◆ PROBLEM TO WORK ON:
Going line by line through the listing, how many lines hold "title"? State nothing but the number.

◆ DATA:
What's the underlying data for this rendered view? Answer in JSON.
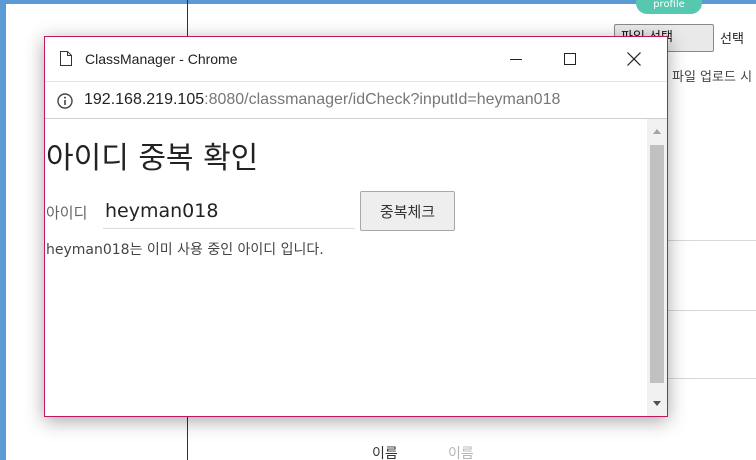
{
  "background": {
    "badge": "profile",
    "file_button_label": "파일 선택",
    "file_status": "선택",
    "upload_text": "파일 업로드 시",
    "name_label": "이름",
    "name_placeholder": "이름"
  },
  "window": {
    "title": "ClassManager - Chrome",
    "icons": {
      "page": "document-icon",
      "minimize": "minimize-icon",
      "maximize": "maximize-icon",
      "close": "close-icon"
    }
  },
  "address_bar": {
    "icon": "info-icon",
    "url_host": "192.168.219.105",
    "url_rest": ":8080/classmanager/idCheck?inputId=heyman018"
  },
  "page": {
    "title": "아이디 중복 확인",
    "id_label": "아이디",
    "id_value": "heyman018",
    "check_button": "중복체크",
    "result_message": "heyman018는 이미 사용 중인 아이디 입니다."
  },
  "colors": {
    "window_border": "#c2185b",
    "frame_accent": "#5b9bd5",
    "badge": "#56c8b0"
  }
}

◆ RESULT FOR THIS EXERCISE:
2